Start by gathering your team in a circle and making a simple sound or gesture. The person to your right must then imitate that sound or gesture and add their own unique element. The symphony continues as each team member adds their sound or gesture, creating a harmonious (or perhaps delightfully chaotic) symphony.
“Bring it to Life”
To begin, one person grabs a fiction book and starts reading from a random page in the story. Two other people in the group have to bring the story to life — one person by creating sound effects and another person by miming the action in the story. As each page is turned, the roles of creating sound effects and miming switch to two new people. Continue until everyone’s had a chance to participate.
“I am a Tree”
In this exercise, one person goes to the center of the circle and strikes a pose as a tree, saying “I am a tree.” Next, another person adds to the first person’s pose. For example, they may be a squirrel, and could say “I’m a squirrel burying an acorn next to the tree.” Then, the first person (who was playing the tree) leaves the scene. From there, someone else jumps in to be an object that fits with the squirrel, creating a new kind of scene. For example, they may be “a veterinarian rescuing the squirrel.” The sequence continues as each round involves the initial person stepping away and a new person joining in to change up the scene.
"Good improvisation is all about listening, reacting in the moment, creating, and supporting the ideas of others." — Tom Yorton
“Zip, Zap, Zop”
In this game, have people stand in a circle. One person starts by saying “zip” while pointing to another participant to indicate it’ll be that person’s turn next. That next person says “zap” while gesturing to a third person, who says “zop” while passing it to yet another participant. Then, the sequence starts over again with “zip.” The goal is to create a rhythm as either “zip,” “zap,” or “zop” is said and the energy bounces around the circle. If someone says a word not in the correct order, then they’re out for that round.

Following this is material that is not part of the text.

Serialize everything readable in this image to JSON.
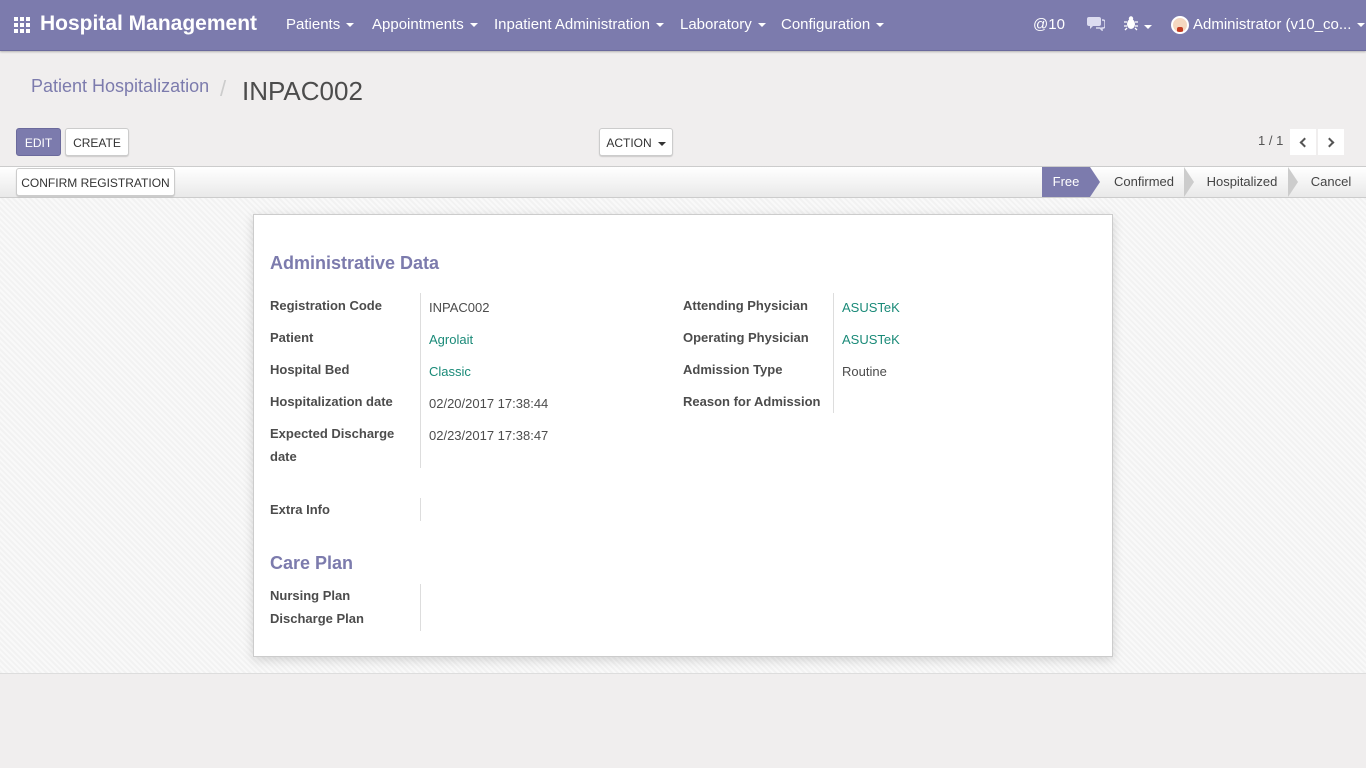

For an added challenge, give participants another acceptable sequence of words – this can be initiated when the person who’d normally need to say “zap” (the 2nd word in the flow) can change it up by saying “zip” again, which will tell everyone that they’re now doing a sequence of doubles (zip-zip, zap-zap, zop-zop) before going back to the sequence of singles.
“Clap around the Circle”
To set up, participants stand or sit in a circle facing inwards towards the middle. One person will start by doing a single clap in front of their face as they turn to the person to their right. Their neighbor has to turn to the left and attempt to clap at the exact same time as the first person. In this way, a clap is passed from person to person as it moves around the circle. The goal is to maintain a steady rhythm while syncing up as many claps as possible. As the group gets better, try speeding up the rhythm for an extra challenge!
In this game, five participants act as a single “brain” to respond to questions. Each person contributes a word to form a collective sentence that answers each question asked of them. The goal is to create an answer that’s at least somewhat coherent (😆) while showcasing the combined brainpower, creativity, and silliness of the group.
“What am I Doing?”
In this improv exercise, one person steps forward and begins miming an action without verbally stating what they are doing. The rest of the group observes and tries to guess what the person is portraying. When someone correctly guesses it, then they’re the next person to mime an action for the group to guess. This continues until everyone has had a turn to mime.
In this classic game, participants sit or stand in a line or a circle, and the activity begins with one person whispering a short phrase or sentence to their neighbor. The whispered message then travels from one person to the next, whispering ear to ear, until it reaches the last person. The final person then shares the message aloud, and the group compares it to the original phrase.